Every where you turn, people are talking about the state of the economy: rising gas prices, higher food costs, and a struggling housing market.
As a business owner, this can be paralyzing when the only thing that is being discussed is lack. However, here is the bright side of a slower economy, it can be motivation to create a better service, offer a more competitive product, make your business processes more efficient, and be more creative with your marketing.
Historically, small business has been the fuel that has propelled the U.S. out of recessions.
Why is that? You would think that larger corporations with vast resources would be more insulated against downturns.
The best small businesses thrive in a poor economy out of necessity and they are flexible enough to react to changing times.
When sales start dropping and customers aren’t coming in the door, they can change offerings, go out and solicit business, brainstorm ideas and implement them to get things moving.
Small businesses don’t have the time and can’t afford to waste money on strategies that don’t work. They don’t spend countless man hours on committees deciding on the best course of action.
They get out and do.
Small Businesses Keep Trucking
You would think with all of the dire predictions out there that people would just sit, hold tight, and not make any big changes. That may be true in some areas; however, it is not true of small business start-ups.
I researched recent DBA filings for Harris County this week and did you know that there is an average of almost 800 new filings a day? Granted we are in one of the largest cities in the nation; however, Harris is only one of the counties in the Houston metro area.
That seems like an extraordinary number of start-ups, but I decided to do a little research over previous years to see how the current numbers compare. If you look at a large enough selection of data, you can see a pattern.
Below is a graph of the filings for the month of June for the past 10 years. The number listed is the average number of filings per day.
With an average of 752 new DBA filings for June 2008, it is down from the high in 2003 of 956 filings. However, it is pretty much at the same level as 1999 to 2001.
Using the filings as an indicator of business confidence it may not be the economic climate that new businesses dream of, but it is not the end of the world as we know it as some talking heads make it sound. It may not be the greatest, but it’s nothing we haven’t been through before.
Everything goes in a cycle. We are just in part of the cycle now that makes us appreciate the good times even more.
Tips for Galvanizing Your Business
If you are a small business owner and are feeling stress, here is something to keep in mind. The same money that was out there last year is still out there today, the flow may just be going in a different direction.
Rather than thinking about “lack,” put your focus on tapping into that redirected flow.
Capitalize on the Small Business Advantage
The biggest advantage a small business has over a large corporation is the fact that it is a small business.
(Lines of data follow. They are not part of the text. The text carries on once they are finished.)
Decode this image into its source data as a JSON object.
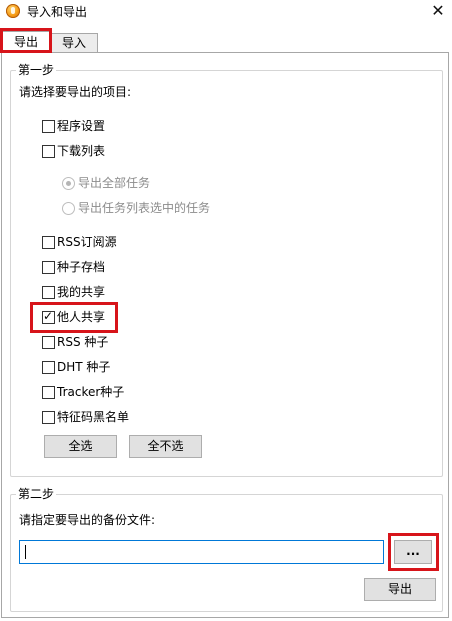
{
  "window": {
    "title": "导入和导出",
    "close_glyph": "✕",
    "app_icon": "thunder-app-icon"
  },
  "tabs": [
    {
      "label": "导出",
      "selected": true
    },
    {
      "label": "导入",
      "selected": false
    }
  ],
  "step1": {
    "legend": "第一步",
    "instruction": "请选择要导出的项目:",
    "items": [
      {
        "label": "程序设置",
        "checked": false
      },
      {
        "label": "下载列表",
        "checked": false
      },
      {
        "label": "RSS订阅源",
        "checked": false
      },
      {
        "label": "种子存档",
        "checked": false
      },
      {
        "label": "我的共享",
        "checked": false
      },
      {
        "label": "他人共享",
        "checked": true
      },
      {
        "label": "RSS 种子",
        "checked": false
      },
      {
        "label": "DHT 种子",
        "checked": false
      },
      {
        "label": "Tracker种子",
        "checked": false
      },
      {
        "label": "特征码黑名单",
        "checked": false
      }
    ],
    "radios": [
      {
        "label": "导出全部任务",
        "selected": true,
        "enabled": false
      },
      {
        "label": "导出任务列表选中的任务",
        "selected": false,
        "enabled": false
      }
    ],
    "select_all_label": "全选",
    "select_none_label": "全不选"
  },
  "step2": {
    "legend": "第二步",
    "instruction": "请指定要导出的备份文件:",
    "path_value": "",
    "browse_label": "...",
    "export_label": "导出"
  },
  "colors": {
    "highlight": "#d7141a",
    "input_focus_border": "#0078d7"
  }
}
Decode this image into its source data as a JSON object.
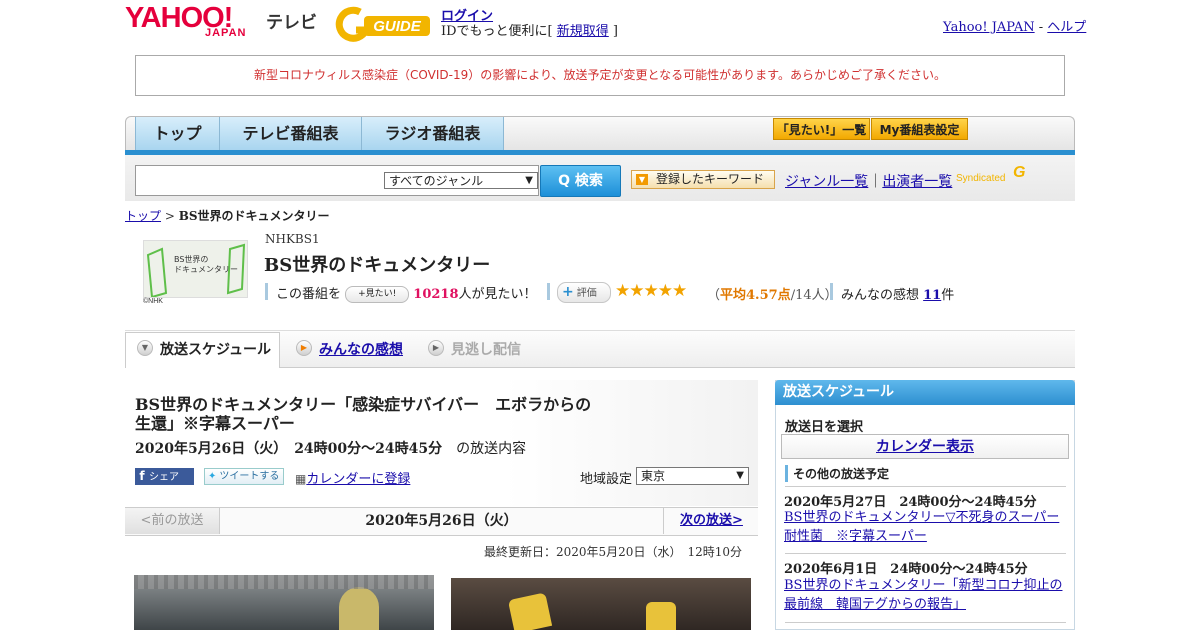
{
  "header": {
    "logo": "YAHOO!",
    "logo_sub": "JAPAN",
    "section": "テレビ",
    "gguide": "G GUIDE",
    "login": "ログイン",
    "id_text": "IDでもっと便利に[ ",
    "signup": "新規取得",
    "id_close": " ]",
    "yahoo_japan": "Yahoo! JAPAN",
    "sep": " - ",
    "help": "ヘルプ"
  },
  "notice": "新型コロナウィルス感染症（COVID-19）の影響により、放送予定が変更となる可能性があります。あらかじめご了承ください。",
  "nav": {
    "tabs": [
      "トップ",
      "テレビ番組表",
      "ラジオ番組表"
    ],
    "mitai_list": "「見たい!」一覧",
    "my_settings": "My番組表設定"
  },
  "search": {
    "genre": "すべてのジャンル",
    "button": "Q 検索",
    "keyword": "登録したキーワード",
    "genre_list": "ジャンル一覧",
    "divider": "｜",
    "cast_list": "出演者一覧",
    "syndicated": "Syndicated"
  },
  "breadcrumb": {
    "top": "トップ",
    "sep": " > ",
    "current": "BS世界のドキュメンタリー"
  },
  "program": {
    "thumb_line1": "BS世界の",
    "thumb_line2": "ドキュメンタリー",
    "copyright": "©NHK",
    "channel": "NHKBS1",
    "title": "BS世界のドキュメンタリー",
    "mitai_prefix": "この番組を",
    "mitai_button": "+見たい!",
    "mitai_count": "10218",
    "mitai_suffix": "人が見たい！",
    "rating_button": "評価",
    "stars": "★★★★★",
    "avg_open": "（",
    "avg_label": "平均4.57点",
    "avg_rest": "/14人）",
    "kanso_prefix": "みんなの感想 ",
    "kanso_count": "11",
    "kanso_suffix": "件"
  },
  "subtabs": {
    "schedule": "放送スケジュール",
    "reviews": "みんなの感想",
    "vod": "見逃し配信"
  },
  "episode": {
    "title": "BS世界のドキュメンタリー「感染症サバイバー　エボラからの生還」※字幕スーパー",
    "datetime": "2020年5月26日（火）　24時00分～24時45分",
    "date_suffix": "　の放送内容",
    "share_fb": "シェア",
    "share_tw": "ツイートする",
    "calendar_register": "カレンダーに登録",
    "region_label": "地域設定",
    "region_value": "東京",
    "prev": "<前の放送",
    "current_date": "2020年5月26日（火）",
    "next": "次の放送>",
    "updated": "最終更新日：2020年5月20日（水）　12時10分"
  },
  "sidebar": {
    "title": "放送スケジュール",
    "select_date": "放送日を選択",
    "calendar_button": "カレンダー表示",
    "other_heading": "その他の放送予定",
    "items": [
      {
        "date": "2020年5月27日　24時00分～24時45分",
        "title": "BS世界のドキュメンタリー▽不死身のスーパー耐性菌　※字幕スーパー"
      },
      {
        "date": "2020年6月1日　24時00分～24時45分",
        "title": "BS世界のドキュメンタリー「新型コロナ抑止の最前線　韓国テグからの報告」"
      }
    ]
  },
  "colors": {
    "brand_red": "#e5003c",
    "accent_blue": "#2a8fd0",
    "star_orange": "#f2a300",
    "notice_red": "#d03030"
  }
}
As a small business owner, you have the ability to connect on a personal level with your customers . . . so take advantage of that!
When you assess your marketing campaign for 2009, put those dollars in vehicles that will give you as many personal contacts with as many customers as possible.
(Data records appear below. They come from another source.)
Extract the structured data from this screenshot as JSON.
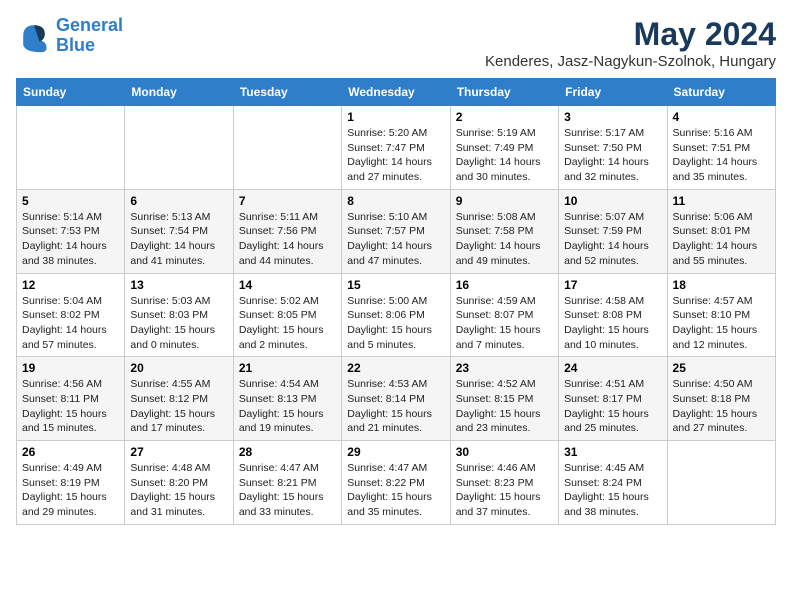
{
  "logo": {
    "line1": "General",
    "line2": "Blue"
  },
  "title": "May 2024",
  "location": "Kenderes, Jasz-Nagykun-Szolnok, Hungary",
  "weekdays": [
    "Sunday",
    "Monday",
    "Tuesday",
    "Wednesday",
    "Thursday",
    "Friday",
    "Saturday"
  ],
  "weeks": [
    [
      {
        "day": "",
        "info": ""
      },
      {
        "day": "",
        "info": ""
      },
      {
        "day": "",
        "info": ""
      },
      {
        "day": "1",
        "info": "Sunrise: 5:20 AM\nSunset: 7:47 PM\nDaylight: 14 hours\nand 27 minutes."
      },
      {
        "day": "2",
        "info": "Sunrise: 5:19 AM\nSunset: 7:49 PM\nDaylight: 14 hours\nand 30 minutes."
      },
      {
        "day": "3",
        "info": "Sunrise: 5:17 AM\nSunset: 7:50 PM\nDaylight: 14 hours\nand 32 minutes."
      },
      {
        "day": "4",
        "info": "Sunrise: 5:16 AM\nSunset: 7:51 PM\nDaylight: 14 hours\nand 35 minutes."
      }
    ],
    [
      {
        "day": "5",
        "info": "Sunrise: 5:14 AM\nSunset: 7:53 PM\nDaylight: 14 hours\nand 38 minutes."
      },
      {
        "day": "6",
        "info": "Sunrise: 5:13 AM\nSunset: 7:54 PM\nDaylight: 14 hours\nand 41 minutes."
      },
      {
        "day": "7",
        "info": "Sunrise: 5:11 AM\nSunset: 7:56 PM\nDaylight: 14 hours\nand 44 minutes."
      },
      {
        "day": "8",
        "info": "Sunrise: 5:10 AM\nSunset: 7:57 PM\nDaylight: 14 hours\nand 47 minutes."
      },
      {
        "day": "9",
        "info": "Sunrise: 5:08 AM\nSunset: 7:58 PM\nDaylight: 14 hours\nand 49 minutes."
      },
      {
        "day": "10",
        "info": "Sunrise: 5:07 AM\nSunset: 7:59 PM\nDaylight: 14 hours\nand 52 minutes."
      },
      {
        "day": "11",
        "info": "Sunrise: 5:06 AM\nSunset: 8:01 PM\nDaylight: 14 hours\nand 55 minutes."
      }
    ],
    [
      {
        "day": "12",
        "info": "Sunrise: 5:04 AM\nSunset: 8:02 PM\nDaylight: 14 hours\nand 57 minutes."
      },
      {
        "day": "13",
        "info": "Sunrise: 5:03 AM\nSunset: 8:03 PM\nDaylight: 15 hours\nand 0 minutes."
      },
      {
        "day": "14",
        "info": "Sunrise: 5:02 AM\nSunset: 8:05 PM\nDaylight: 15 hours\nand 2 minutes."
      },
      {
        "day": "15",
        "info": "Sunrise: 5:00 AM\nSunset: 8:06 PM\nDaylight: 15 hours\nand 5 minutes."
      },
      {
        "day": "16",
        "info": "Sunrise: 4:59 AM\nSunset: 8:07 PM\nDaylight: 15 hours\nand 7 minutes."
      },
      {
        "day": "17",
        "info": "Sunrise: 4:58 AM\nSunset: 8:08 PM\nDaylight: 15 hours\nand 10 minutes."
      },
      {
        "day": "18",
        "info": "Sunrise: 4:57 AM\nSunset: 8:10 PM\nDaylight: 15 hours\nand 12 minutes."
      }
    ],
    [
      {
        "day": "19",
        "info": "Sunrise: 4:56 AM\nSunset: 8:11 PM\nDaylight: 15 hours\nand 15 minutes."
      },
      {
        "day": "20",
        "info": "Sunrise: 4:55 AM\nSunset: 8:12 PM\nDaylight: 15 hours\nand 17 minutes."
      },
      {
        "day": "21",
        "info": "Sunrise: 4:54 AM\nSunset: 8:13 PM\nDaylight: 15 hours\nand 19 minutes."
      },
      {
        "day": "22",
        "info": "Sunrise: 4:53 AM\nSunset: 8:14 PM\nDaylight: 15 hours\nand 21 minutes."
      },
      {
        "day": "23",
        "info": "Sunrise: 4:52 AM\nSunset: 8:15 PM\nDaylight: 15 hours\nand 23 minutes."
      },
      {
        "day": "24",
        "info": "Sunrise: 4:51 AM\nSunset: 8:17 PM\nDaylight: 15 hours\nand 25 minutes."
      },
      {
        "day": "25",
        "info": "Sunrise: 4:50 AM\nSunset: 8:18 PM\nDaylight: 15 hours\nand 27 minutes."
      }
    ],
    [
      {
        "day": "26",
        "info": "Sunrise: 4:49 AM\nSunset: 8:19 PM\nDaylight: 15 hours\nand 29 minutes."
      },
      {
        "day": "27",
        "info": "Sunrise: 4:48 AM\nSunset: 8:20 PM\nDaylight: 15 hours\nand 31 minutes."
      },
      {
        "day": "28",
        "info": "Sunrise: 4:47 AM\nSunset: 8:21 PM\nDaylight: 15 hours\nand 33 minutes."
      },
      {
        "day": "29",
        "info": "Sunrise: 4:47 AM\nSunset: 8:22 PM\nDaylight: 15 hours\nand 35 minutes."
      },
      {
        "day": "30",
        "info": "Sunrise: 4:46 AM\nSunset: 8:23 PM\nDaylight: 15 hours\nand 37 minutes."
      },
      {
        "day": "31",
        "info": "Sunrise: 4:45 AM\nSunset: 8:24 PM\nDaylight: 15 hours\nand 38 minutes."
      },
      {
        "day": "",
        "info": ""
      }
    ]
  ]
}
In an interview for The U.S. News and World Report, “Preparing Your Small Business for a Recession,” Jim Blasingame advises to focus on relationships with your customers.
Spend more time talking to your customers and less time listening to the talking heads on television. Don’t be afraid of the future—take charge of it by asking your customers what’s going on. This economy is not going to shut down. If we’re in a recession, it doesn’t matter. People are still going to buy stuff. It’s our job to give our customers the maximum opportunities to pay from us. That might mean we’ve got to work a little bit harder. We’ve got to manage our businesses a little more efficiently.
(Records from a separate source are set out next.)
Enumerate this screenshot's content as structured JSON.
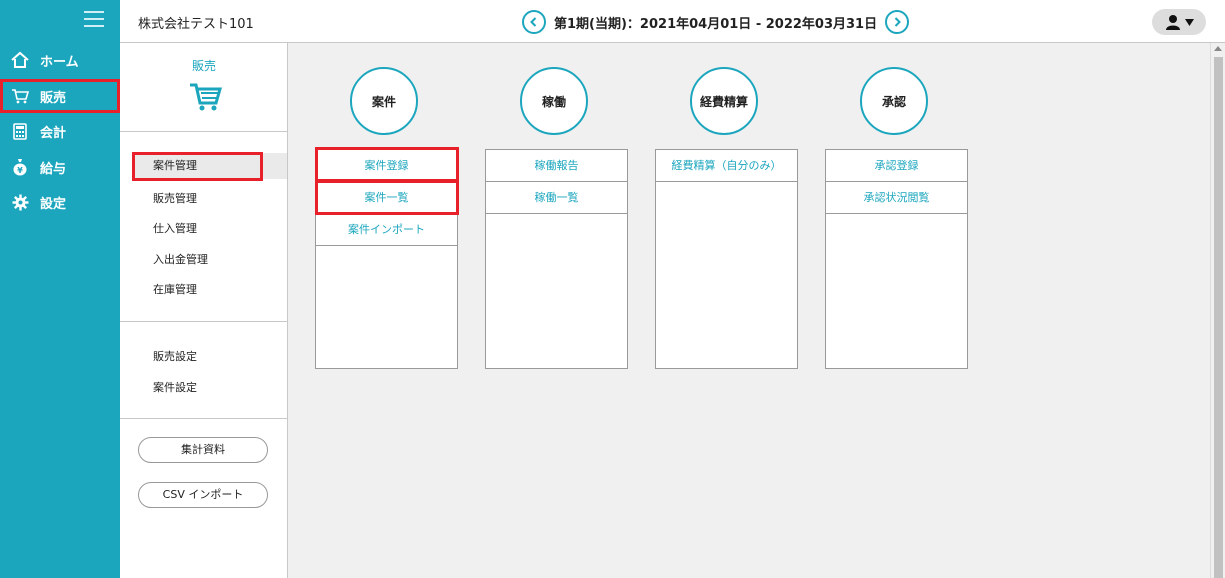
{
  "nav": {
    "items": [
      {
        "label": "ホーム",
        "icon": "home-icon"
      },
      {
        "label": "販売",
        "icon": "cart-icon"
      },
      {
        "label": "会計",
        "icon": "calculator-icon"
      },
      {
        "label": "給与",
        "icon": "money-bag-icon"
      },
      {
        "label": "設定",
        "icon": "gear-icon"
      }
    ],
    "active": "販売"
  },
  "header": {
    "company": "株式会社テスト101",
    "period": "第1期(当期)：2021年04月01日 - 2022年03月31日"
  },
  "submenu": {
    "title": "販売",
    "group1": [
      "案件管理",
      "販売管理",
      "仕入管理",
      "入出金管理",
      "在庫管理"
    ],
    "group2": [
      "販売設定",
      "案件設定"
    ],
    "buttons": [
      "集計資料",
      "CSV インポート"
    ]
  },
  "columns": [
    {
      "title": "案件",
      "links": [
        "案件登録",
        "案件一覧",
        "案件インポート"
      ]
    },
    {
      "title": "稼働",
      "links": [
        "稼働報告",
        "稼働一覧"
      ]
    },
    {
      "title": "経費精算",
      "links": [
        "経費精算（自分のみ）"
      ]
    },
    {
      "title": "承認",
      "links": [
        "承認登録",
        "承認状況閲覧"
      ]
    }
  ],
  "colors": {
    "accent": "#1ca6be",
    "highlight": "#e8202a"
  }
}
Synergize With Other Small Businesses
Still not ready to go out and stoke the fires of your business? Network with other small businesses that subscribe to the same business philosophy that you do for encouragement. Get together once every week or two to bounce each other and share strategies.
The important thing is to set your goals, devise a plan, set the strategies and develop a support system. In the next post we will cover 10 Ways to Make the Most of Your Marketing Dollar, but in the meantime, here are some other articles with tips for developing a business strategy.